It’s hard to believe that in 2015, women still don’t have equal pay or unquestioned bodily autonomy. It’s hard to believe, but it’s true. Sexism and discrimination and gender inequality are everywhere, no matter whether you’re gay or straight, cis or trans, white or black. It’s everywhere and it can be disheartening.

NataleeHandPicBut what Lady Parts Justice and our united efforts remind us of is the fact that we still have a voice. We, as women and men and citizens, still have the power to drive change. There’s no one “right” way to do activism. For some, it’s writing a letter to the editor or sending a donation. For others, it’s about tweeting and posting on social media. For many, it’s about volunteering their time and energy, whether it’s performing at an event or baking cookies to raise some extra funds.

As a writer, one of the ways I think I can best drive change is by creating content that informs people and motivates them to take action. Along with a team of volunteers, I did that as the lead media volunteer for our event this year. But that’s not all. I joined my fellow volunteers at all-team meetings to brainstorm and plan for the event over the last few months.

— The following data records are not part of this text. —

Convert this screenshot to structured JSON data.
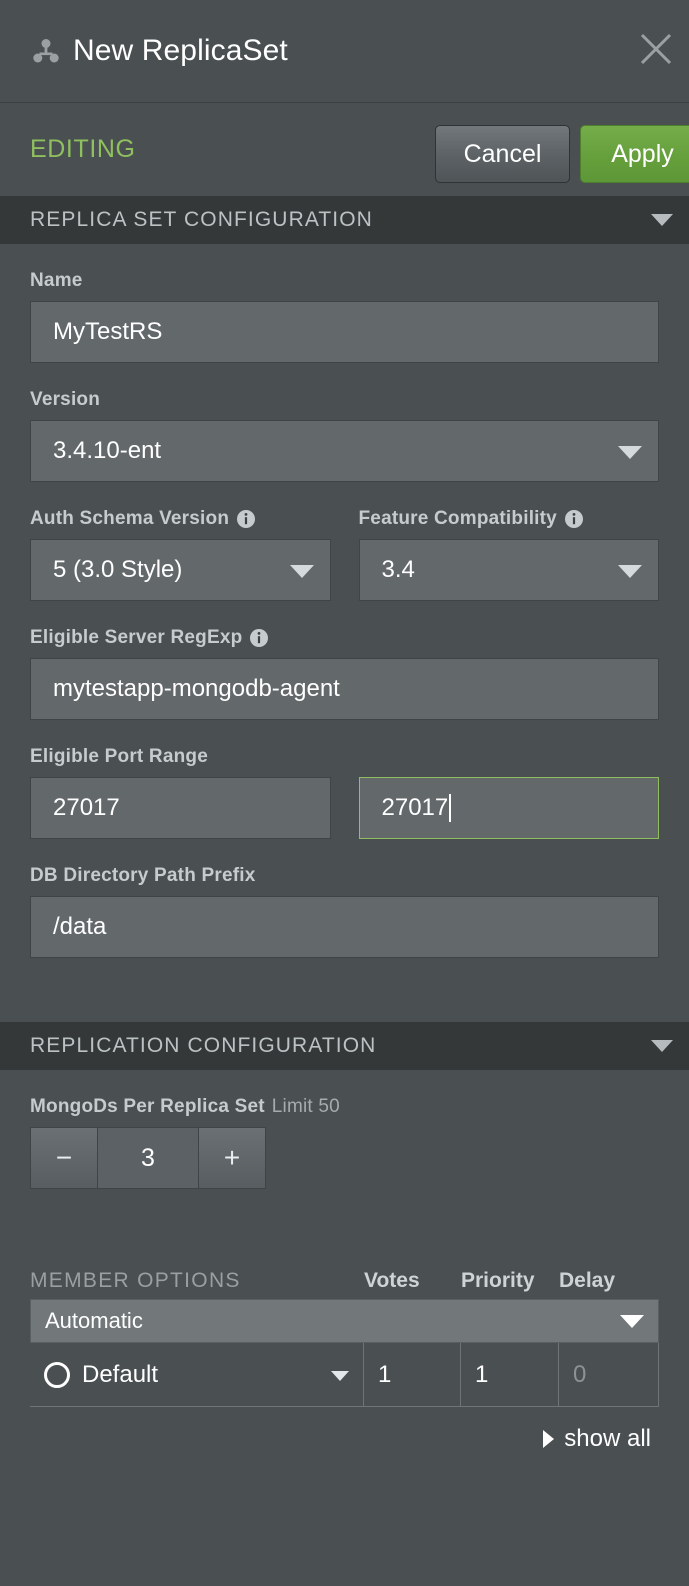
{
  "window": {
    "title": "New ReplicaSet",
    "icon": "replica-set-icon",
    "close_icon": "close-icon"
  },
  "actionbar": {
    "status": "EDITING",
    "cancel_label": "Cancel",
    "apply_label": "Apply"
  },
  "sections": {
    "replica_set_configuration": {
      "title": "REPLICA SET CONFIGURATION",
      "fields": {
        "name_label": "Name",
        "name_value": "MyTestRS",
        "version_label": "Version",
        "version_value": "3.4.10-ent",
        "auth_schema_label": "Auth Schema Version",
        "auth_schema_value": "5 (3.0 Style)",
        "feature_compat_label": "Feature Compatibility",
        "feature_compat_value": "3.4",
        "server_regexp_label": "Eligible Server RegExp",
        "server_regexp_value": "mytestapp-mongodb-agent",
        "port_range_label": "Eligible Port Range",
        "port_range_start": "27017",
        "port_range_end": "27017",
        "db_dir_label": "DB Directory Path Prefix",
        "db_dir_value": "/data"
      }
    },
    "replication_configuration": {
      "title": "REPLICATION CONFIGURATION",
      "mongods_label": "MongoDs Per Replica Set",
      "mongods_limit": "Limit 50",
      "mongods_value": "3",
      "decrement_label": "−",
      "increment_label": "+",
      "member_options": {
        "title": "MEMBER OPTIONS",
        "columns": [
          "Votes",
          "Priority",
          "Delay"
        ],
        "automatic_value": "Automatic",
        "rows": [
          {
            "name": "Default",
            "votes": "1",
            "priority": "1",
            "delay": "0"
          }
        ],
        "show_all_label": "show all"
      }
    }
  },
  "colors": {
    "panel_bg": "#4a4f51",
    "section_header_bg": "#343839",
    "input_bg": "#63686b",
    "accent_green": "#8fbf5f",
    "apply_green": "#66a03c",
    "focus_border": "#8fbf5f"
  }
}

LaceyHandPicIn Michigan, more than 25 volunteers raised their hands to help in some way to make V to Shining V Detroit 2015 possible. Every time I gathered with my sisters and brothers, I felt inspired and heartened by their energy and determination to make a difference.

I’m so very proud to be part of the Lady Parts Justice Michigan community — an incredible group of women and men who are willing to share their time and talent to stand up for the most important issues facing women in our state and across the country. Even after V to Shining V 2015 is over, this community will continue to support each other and make good things happen.

I can’t wait to see what we do next.

How personal stories win hearts and minds

FreedomToMarryI recently had the pleasure of interviewing Marc Solomon, national campaign director of Freedom to Marry, about the work he and many others have been doing to win the right for same-sex couples to marry nationwide.

It has not been a short or easy journey, but the efforts are most decidedly paying off. Support for marriage equality is at an all-time high in the United States, and there is much hope that the U.S. Supreme Court will make same-sex marriage the law of the land this summer.

What has driven a dramatic increase in support? According to Solomon, what has won hearts and minds has been “the real work of organizing couples to share their stories, and parents and children to share their stories with friends, neighbors and lawmakers.”

The stories of why their marriage — or their parents’ marriages or children’s marriages — were so important. Once people find out they know people who are gay couples, they know them and go to school with them and work with them, that’s when people really start to come around. They see it’s in sync with their value system of the Golden Rule and treating people with respect. It’s not people who want to uproot the institution of marriage. It’s committed people who want to get married to each other. At the heart of it, that’s been how it’s happened.

Read my full interview with Solomon over at Eclectablog.

[Image courtesy of Freedom to Marry.]

View Newer Posts » » « « View Older Posts